Both of these events were preceded by Israel’s January 2015 killing of senior IRGC officer Mohammad Ali Allah-Dadi, who died alongside a group of Hezbollah commanders in Syria near the border with Israel. While the Iranians immediately vowed revenge, a senior Israeli security source said forces believed they were attacking only low-ranking guerrillas. Back then, this was seen as the most serious confrontation between Israel and Iran in Syria.
Still, the incidents this year remain the most serious, and the one in February prompted Israeli Prime Minister Benjamin Netanyahu to discuss his concerns with Russian President Vladimir Putin. On March 9, Netanyahu warned before the meeting, “It’s obvious that we wouldn’t want this terror [Islamic State] to be replaced by radical Islamic Shiite terror led by Iran,” and after the meeting he said that Iran is “seeking to build its military forces, military infrastructure, in order to establish itself in Syria, including an attempt to build a seaport,” calling this “grave for Israel’s security.” Netanyahu repeated this complaint on several occasions, including in front of the UN General Assembly, while giving a speech at the Munich security conference, and on different mainstream and social media platforms. On April 20, the diplomatic correspondent with Israel’s Channel 10 TV network, Barak Ravid — who reported that an Israeli official told him that “PM Netanyahu's conclusion from his phone call with Putin last week was that Russia has no real ability to contain Iran in Syria” — added on his Twitter account that, according to the official, “after the Iranian drone was shot down in Israeli airspace, the Russians conveyed harsh messages to the Iranians but apparently they were not deterred.”

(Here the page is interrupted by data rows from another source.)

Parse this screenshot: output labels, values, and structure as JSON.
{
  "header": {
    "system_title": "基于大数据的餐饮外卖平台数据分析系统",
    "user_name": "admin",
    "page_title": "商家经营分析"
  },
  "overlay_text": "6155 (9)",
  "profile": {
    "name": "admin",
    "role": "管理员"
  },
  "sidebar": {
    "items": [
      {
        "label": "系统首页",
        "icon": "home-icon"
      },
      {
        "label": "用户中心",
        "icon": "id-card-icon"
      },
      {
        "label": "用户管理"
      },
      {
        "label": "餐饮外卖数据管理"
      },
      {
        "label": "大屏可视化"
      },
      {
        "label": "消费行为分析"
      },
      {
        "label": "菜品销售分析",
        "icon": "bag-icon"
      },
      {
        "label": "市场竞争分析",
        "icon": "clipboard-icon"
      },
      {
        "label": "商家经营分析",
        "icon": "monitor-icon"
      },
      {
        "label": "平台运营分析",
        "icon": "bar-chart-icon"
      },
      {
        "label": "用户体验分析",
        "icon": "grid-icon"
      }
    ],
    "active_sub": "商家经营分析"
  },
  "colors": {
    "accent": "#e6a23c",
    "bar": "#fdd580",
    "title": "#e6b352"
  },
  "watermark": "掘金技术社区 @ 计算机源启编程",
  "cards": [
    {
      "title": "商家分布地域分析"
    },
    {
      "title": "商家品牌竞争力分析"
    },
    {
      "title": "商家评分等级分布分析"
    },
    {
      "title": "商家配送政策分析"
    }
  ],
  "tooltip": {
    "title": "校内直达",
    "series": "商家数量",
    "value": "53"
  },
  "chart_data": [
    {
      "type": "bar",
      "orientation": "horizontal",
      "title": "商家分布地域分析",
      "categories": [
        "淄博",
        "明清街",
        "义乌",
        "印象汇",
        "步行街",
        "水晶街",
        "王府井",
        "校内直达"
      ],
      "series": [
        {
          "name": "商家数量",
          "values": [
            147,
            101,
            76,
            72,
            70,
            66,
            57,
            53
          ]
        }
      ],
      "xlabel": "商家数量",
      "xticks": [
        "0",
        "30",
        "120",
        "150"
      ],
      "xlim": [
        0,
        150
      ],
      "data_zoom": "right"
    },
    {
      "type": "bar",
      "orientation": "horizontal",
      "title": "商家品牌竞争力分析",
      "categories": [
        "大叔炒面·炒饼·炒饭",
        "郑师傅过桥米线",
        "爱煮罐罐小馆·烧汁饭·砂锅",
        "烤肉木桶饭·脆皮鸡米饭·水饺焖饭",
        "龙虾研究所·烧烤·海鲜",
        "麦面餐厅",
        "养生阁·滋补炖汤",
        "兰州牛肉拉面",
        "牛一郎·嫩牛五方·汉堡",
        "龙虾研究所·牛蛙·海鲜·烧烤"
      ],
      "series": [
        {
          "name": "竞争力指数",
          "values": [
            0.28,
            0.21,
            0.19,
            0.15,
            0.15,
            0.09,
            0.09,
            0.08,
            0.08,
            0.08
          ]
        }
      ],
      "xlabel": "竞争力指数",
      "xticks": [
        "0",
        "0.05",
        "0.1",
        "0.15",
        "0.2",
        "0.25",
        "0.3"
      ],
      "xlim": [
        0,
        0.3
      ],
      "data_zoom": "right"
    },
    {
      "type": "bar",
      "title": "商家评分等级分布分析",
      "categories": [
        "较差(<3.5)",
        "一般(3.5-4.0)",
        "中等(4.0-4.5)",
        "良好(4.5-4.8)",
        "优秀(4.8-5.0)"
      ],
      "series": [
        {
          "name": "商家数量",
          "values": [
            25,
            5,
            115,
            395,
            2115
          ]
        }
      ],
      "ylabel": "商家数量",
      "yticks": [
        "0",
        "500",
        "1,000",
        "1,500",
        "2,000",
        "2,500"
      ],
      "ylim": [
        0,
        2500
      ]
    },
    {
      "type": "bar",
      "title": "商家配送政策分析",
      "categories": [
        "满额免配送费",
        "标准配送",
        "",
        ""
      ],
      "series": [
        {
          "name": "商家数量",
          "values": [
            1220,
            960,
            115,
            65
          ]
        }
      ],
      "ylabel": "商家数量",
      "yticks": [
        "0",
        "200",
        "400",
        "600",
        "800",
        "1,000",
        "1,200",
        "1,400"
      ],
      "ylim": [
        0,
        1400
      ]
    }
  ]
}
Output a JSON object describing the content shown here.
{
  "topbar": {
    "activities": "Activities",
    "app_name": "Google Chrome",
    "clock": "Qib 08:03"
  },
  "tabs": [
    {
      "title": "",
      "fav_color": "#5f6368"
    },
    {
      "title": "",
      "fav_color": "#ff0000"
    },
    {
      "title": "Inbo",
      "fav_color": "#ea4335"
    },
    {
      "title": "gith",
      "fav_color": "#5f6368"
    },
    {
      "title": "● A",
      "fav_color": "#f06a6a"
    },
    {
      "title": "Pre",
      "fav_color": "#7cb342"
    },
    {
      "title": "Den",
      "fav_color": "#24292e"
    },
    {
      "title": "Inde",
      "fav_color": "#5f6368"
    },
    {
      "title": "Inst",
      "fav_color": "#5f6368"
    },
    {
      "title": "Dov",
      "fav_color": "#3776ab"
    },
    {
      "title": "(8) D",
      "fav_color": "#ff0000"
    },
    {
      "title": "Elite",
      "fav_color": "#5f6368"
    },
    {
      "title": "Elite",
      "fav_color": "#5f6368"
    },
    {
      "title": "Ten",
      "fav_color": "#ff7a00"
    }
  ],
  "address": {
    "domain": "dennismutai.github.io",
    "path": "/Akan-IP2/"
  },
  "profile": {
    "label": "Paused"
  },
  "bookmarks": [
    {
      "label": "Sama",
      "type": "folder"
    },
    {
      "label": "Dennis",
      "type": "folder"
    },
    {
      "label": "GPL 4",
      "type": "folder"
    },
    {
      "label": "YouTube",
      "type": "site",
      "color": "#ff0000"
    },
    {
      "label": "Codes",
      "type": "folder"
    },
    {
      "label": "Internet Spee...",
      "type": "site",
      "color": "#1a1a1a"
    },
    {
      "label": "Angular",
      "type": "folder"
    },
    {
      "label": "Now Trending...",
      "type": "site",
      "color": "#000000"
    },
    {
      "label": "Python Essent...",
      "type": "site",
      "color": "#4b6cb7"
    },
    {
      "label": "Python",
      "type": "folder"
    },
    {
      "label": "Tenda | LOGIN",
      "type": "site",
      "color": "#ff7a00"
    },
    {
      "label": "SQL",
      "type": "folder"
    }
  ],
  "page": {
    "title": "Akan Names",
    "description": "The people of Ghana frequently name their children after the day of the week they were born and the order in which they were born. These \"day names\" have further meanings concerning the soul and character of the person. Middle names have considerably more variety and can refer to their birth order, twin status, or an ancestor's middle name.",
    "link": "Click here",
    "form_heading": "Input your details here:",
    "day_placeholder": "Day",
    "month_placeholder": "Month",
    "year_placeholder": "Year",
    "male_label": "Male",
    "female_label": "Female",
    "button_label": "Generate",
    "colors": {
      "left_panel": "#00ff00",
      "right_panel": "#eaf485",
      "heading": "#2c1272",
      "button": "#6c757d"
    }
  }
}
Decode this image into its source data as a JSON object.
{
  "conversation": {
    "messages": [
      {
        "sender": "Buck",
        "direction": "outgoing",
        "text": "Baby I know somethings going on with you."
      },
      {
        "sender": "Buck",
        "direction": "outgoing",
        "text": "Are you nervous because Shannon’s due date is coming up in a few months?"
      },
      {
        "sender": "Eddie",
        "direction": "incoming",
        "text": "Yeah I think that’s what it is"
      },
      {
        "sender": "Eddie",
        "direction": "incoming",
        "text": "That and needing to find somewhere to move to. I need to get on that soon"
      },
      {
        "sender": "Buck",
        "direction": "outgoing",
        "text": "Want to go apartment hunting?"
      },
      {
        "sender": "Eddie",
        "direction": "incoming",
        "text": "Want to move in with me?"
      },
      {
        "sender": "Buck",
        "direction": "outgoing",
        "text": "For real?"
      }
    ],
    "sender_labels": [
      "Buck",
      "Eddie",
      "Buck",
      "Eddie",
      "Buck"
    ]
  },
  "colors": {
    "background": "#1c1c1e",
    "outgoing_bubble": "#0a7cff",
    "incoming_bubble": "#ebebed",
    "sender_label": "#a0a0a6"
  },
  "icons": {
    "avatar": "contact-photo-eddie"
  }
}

Given the Iranian reaction since the Israeli attack on the T4 air base, it’s unlikely that Tehran is ready to accept Israel’s rules of the game; besides, the Iranian military elite overseeing the war believe that if Israel is not deterred, Israel might step up its engagement with Iranian targets. In turn, this could deprive Iran one of its most important cards internally and externally, as Iran is one of few countries in the region that tolerates no aggression. According to a Syrian military source who spoke to Al-Monitor on condition of anonymity, one of the targets hit in the T4 attack was the drone system at the airport; another target was a strategic weapon that Israel did not want to reach Hezbollah in Lebanon. Iranian delivery of such weapons to Lebanon might be one form of retaliation on the part of Tehran, while another may be a sheer military response.
Iranian officials vowed during the past week to take revenge for the killing of the seven Iranian soldiers, yet the strongest voice during this period was the one of Hezbollah’s leader, Hassan Nasrallah, who warned that Israel has placed itself in direct confrontation with Iran. Nasrallah said the "killing" of Iranians was an act of "grave foolishness." It was clear that Nasrallah’s warning was aimed at sending a clear message to Israel that revenge for this attack isn’t going to be by Hezbollah, but rather by the Iranians themselves, which — if it takes place — could mean a different type of confrontation between the two regional enemies and might end with both of them breaking red lines that were in place for years.